METAMORPHOSES: A PLAY
Let me die the moment my love dies.
Let me not outlive my own capacity to love.
Let me die still loving, and so, never die.
― Mary Zimmerman, writer of Metamorphoses: A Play
Theater-opera director and playwright Mary Zimmerman’s Metamorphoses is one of the most beautiful and intense pieces of work theater lovers will return to see many times over. It’s a tale derived from Greek and Roman mythology about transformation. The main “actor” sits in the center of the theater—a magical pool that serves to purify the soul, while, saving those in danger from mortal or mystic entities. Zimmerman’s work is a combination of Ovid’s epic poem, The Metamorphoses and writer David R. Slavitt’s translation of The Metamorphoses of Ovid. She adds her special brand of spice and turned it into a beautiful, tragic and illuminating story of passion and pain.
The main focal point is the pool right in the middle of the theater as characters work around it while telling their story. The pool serves not only to purify the soul but also, to rescue those of their impending fate. Zimmerman picks 11 stories, from both sources, detailing everything starting with the creation of the earth “Cosmogony.” The first narrators are Woman by the Water, Scientist, and Zeus who explain how the natural world of peace and harmony turned into chaos. Later on, the story of a doomed love between Alcyone (Trisha Miller), daughter of King Aeolus of Thessaly in Greece, and her husband Ceyx (DeJuan Christopher) is sadly spoken about along, with the most recently talked about couple Orpheus and Eurydice. Phaeton (wonderfully played by Kasey Mahaffy) speaks to a therapist about his strained relationship with his father the sun god, Apollo, to a nurturing therapist.
Three laundresses begin to tell the story of Midas (Geoff Eliott at his suburb best). The king with the deadly golden touch. Sounds good in the beginning to have gold at the touch of your fingertips. That is, until it gets in the way when you’re trying to eat and drink. It gets worse when he hugs his daughter as she is forever immortalized. At first, he’s annoyed by her constant interruptions—she jumps rope and plays with a ball in the middle of his speech. He reaches out to her, forgetting his new gift and she becomes a beautiful statue. Midas comes across a drunk Silenus, the tutor and companion to Bacchus the god of wine, tells the king about a place beyond the ocean where no one dies. He falls sleep before revealing the location. Midas gives the sleeping Silenus shelter for the night. Bacchus relieves Silenus in the morning and offers Midas a thank you gift.

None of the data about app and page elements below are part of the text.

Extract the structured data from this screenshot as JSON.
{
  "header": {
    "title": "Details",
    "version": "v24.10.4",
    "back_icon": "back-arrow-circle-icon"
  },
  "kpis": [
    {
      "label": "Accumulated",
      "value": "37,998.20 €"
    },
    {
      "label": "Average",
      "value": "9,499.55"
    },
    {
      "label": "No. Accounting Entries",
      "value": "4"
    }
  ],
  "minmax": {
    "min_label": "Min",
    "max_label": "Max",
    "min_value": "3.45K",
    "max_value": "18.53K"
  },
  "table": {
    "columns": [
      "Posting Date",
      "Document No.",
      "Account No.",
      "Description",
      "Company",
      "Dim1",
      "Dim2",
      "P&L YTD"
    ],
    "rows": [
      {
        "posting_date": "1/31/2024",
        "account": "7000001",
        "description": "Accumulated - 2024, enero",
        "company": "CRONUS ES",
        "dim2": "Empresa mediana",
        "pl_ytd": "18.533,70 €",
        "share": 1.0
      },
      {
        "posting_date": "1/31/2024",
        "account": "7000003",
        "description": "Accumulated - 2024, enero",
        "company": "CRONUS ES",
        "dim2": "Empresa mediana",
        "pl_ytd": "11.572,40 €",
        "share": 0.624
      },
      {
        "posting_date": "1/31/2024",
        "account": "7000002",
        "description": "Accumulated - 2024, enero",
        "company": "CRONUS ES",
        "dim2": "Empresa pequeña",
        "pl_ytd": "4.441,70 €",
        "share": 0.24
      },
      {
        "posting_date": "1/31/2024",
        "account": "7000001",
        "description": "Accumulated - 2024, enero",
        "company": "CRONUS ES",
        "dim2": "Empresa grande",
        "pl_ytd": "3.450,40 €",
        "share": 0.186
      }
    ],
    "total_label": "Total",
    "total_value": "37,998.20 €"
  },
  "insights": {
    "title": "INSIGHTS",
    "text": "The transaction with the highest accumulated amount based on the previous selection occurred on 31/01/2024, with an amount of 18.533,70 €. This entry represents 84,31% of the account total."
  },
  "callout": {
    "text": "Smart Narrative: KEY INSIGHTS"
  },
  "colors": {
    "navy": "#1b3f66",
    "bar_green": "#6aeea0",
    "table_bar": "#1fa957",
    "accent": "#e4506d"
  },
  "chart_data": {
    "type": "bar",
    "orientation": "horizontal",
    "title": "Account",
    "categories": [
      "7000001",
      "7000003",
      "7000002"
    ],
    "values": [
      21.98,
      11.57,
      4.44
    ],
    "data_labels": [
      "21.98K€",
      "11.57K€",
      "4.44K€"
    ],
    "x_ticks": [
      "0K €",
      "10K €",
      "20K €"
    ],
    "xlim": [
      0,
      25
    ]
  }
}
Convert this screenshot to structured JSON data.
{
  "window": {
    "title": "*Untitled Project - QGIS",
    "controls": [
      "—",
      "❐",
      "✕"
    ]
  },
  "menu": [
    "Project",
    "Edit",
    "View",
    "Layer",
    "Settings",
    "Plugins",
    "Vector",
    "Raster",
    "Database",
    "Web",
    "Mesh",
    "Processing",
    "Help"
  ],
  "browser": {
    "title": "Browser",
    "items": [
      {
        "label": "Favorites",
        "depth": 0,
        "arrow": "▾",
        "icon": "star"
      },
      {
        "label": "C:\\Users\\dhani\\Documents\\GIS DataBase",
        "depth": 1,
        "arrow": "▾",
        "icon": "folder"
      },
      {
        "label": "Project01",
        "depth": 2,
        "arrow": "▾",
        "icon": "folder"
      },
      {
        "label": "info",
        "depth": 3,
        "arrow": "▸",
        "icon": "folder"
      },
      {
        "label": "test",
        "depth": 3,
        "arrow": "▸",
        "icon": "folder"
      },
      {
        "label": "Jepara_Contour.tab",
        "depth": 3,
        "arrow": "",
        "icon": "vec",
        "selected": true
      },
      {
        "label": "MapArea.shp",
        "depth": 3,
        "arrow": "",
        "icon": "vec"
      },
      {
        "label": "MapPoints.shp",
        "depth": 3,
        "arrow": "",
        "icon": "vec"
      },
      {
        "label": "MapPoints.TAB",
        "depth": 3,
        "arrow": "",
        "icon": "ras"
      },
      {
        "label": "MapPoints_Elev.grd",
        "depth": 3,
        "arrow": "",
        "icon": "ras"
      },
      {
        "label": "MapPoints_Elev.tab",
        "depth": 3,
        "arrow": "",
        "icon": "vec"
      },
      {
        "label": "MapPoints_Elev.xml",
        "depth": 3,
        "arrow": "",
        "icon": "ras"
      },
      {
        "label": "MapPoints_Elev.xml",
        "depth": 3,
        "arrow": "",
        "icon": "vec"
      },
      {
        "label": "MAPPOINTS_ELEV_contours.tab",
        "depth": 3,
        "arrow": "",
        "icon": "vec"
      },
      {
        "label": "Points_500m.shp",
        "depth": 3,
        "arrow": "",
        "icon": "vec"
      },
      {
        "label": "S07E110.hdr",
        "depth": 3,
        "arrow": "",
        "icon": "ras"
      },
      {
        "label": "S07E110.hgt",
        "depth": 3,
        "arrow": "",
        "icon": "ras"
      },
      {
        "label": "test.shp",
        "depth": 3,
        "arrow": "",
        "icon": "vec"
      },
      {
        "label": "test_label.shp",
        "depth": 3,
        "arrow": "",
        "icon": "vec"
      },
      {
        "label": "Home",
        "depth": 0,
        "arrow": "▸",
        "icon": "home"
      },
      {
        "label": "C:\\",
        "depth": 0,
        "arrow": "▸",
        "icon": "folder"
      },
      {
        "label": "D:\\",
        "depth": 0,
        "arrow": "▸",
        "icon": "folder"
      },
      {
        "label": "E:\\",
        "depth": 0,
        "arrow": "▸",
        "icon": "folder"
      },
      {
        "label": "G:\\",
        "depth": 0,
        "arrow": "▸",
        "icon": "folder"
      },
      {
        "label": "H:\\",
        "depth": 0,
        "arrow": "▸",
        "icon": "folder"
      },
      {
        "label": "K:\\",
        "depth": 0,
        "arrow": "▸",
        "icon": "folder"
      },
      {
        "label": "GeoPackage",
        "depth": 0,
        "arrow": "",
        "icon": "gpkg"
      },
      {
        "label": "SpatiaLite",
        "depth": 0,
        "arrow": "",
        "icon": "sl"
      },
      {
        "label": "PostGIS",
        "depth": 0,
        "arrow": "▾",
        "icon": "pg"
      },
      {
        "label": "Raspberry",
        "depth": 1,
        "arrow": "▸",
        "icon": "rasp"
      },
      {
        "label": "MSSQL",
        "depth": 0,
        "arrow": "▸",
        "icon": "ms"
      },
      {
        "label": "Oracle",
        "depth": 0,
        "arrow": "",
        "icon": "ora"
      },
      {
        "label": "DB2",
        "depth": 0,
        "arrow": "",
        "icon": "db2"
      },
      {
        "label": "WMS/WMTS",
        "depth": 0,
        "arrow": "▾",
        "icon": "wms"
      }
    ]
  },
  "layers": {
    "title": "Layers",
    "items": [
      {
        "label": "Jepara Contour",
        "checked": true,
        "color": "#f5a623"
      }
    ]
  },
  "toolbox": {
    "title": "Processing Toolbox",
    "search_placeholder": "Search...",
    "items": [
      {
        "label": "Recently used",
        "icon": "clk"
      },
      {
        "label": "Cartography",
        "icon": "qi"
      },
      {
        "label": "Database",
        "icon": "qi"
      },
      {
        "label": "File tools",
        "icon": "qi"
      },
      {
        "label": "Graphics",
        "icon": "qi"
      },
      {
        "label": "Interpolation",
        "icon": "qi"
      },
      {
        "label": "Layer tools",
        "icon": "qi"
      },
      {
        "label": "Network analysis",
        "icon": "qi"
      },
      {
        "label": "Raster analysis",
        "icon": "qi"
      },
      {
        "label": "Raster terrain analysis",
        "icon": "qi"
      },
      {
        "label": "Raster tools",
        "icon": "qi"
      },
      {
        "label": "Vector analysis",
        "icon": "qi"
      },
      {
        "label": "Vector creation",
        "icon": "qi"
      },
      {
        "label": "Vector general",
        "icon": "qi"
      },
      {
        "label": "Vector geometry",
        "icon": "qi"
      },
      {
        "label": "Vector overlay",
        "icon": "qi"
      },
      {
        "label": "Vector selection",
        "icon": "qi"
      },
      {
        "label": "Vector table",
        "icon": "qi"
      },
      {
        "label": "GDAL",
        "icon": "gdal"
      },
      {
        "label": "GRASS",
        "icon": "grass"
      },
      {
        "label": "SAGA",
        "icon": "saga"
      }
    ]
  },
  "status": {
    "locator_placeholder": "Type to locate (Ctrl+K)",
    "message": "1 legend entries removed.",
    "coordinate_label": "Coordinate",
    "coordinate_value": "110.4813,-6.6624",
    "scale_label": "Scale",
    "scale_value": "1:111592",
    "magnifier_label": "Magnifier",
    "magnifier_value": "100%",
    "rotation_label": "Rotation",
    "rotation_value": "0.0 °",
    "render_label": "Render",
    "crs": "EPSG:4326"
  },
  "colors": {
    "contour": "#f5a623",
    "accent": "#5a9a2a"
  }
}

Enter the touching everything into gold. We know what happens there. From then forward, Zimmerman weaves more fantastic stories.
Zimmerman directed an early version of the play, then called Six Myths, in 1996 at the Northwestern University Theater and Interpretation Center. Metamorphoses was produced in 1998. She won the 2002 Tony Award for Best Direction for her adaptation of Ovid’s Metamorphoses. Director Julia Rodriguez-Elliott does a phenomenal job in executing Zimmerman’s vision of heart, beauty and soul. She captured the essence of Zimmerman’s words into a visual bridge of words and actions. Great story and great talent goes a long way in this production.
Metamorphoses: a play, plays at A Noise Within, located at 3352 E. Foothill Blvd, in Pasadena, plays Saturday June 4th at 2 p.m. and at 8 p.m., ending Sunday, June 5th at 2 p.m. Tickets begin at $25, discounts for groups of 10 or more, available login to www.anoisewtihin.org or call 626-353-3100.
Run Time and Intermission: 90 minutes. No intermission.
All audience members must show proof of full vaccination. Masks are required. All audience members 18 and older must show photo ID. If you need an accommodation to any of our policies, please be in touch with us in advance so we can work with you to meet your needs.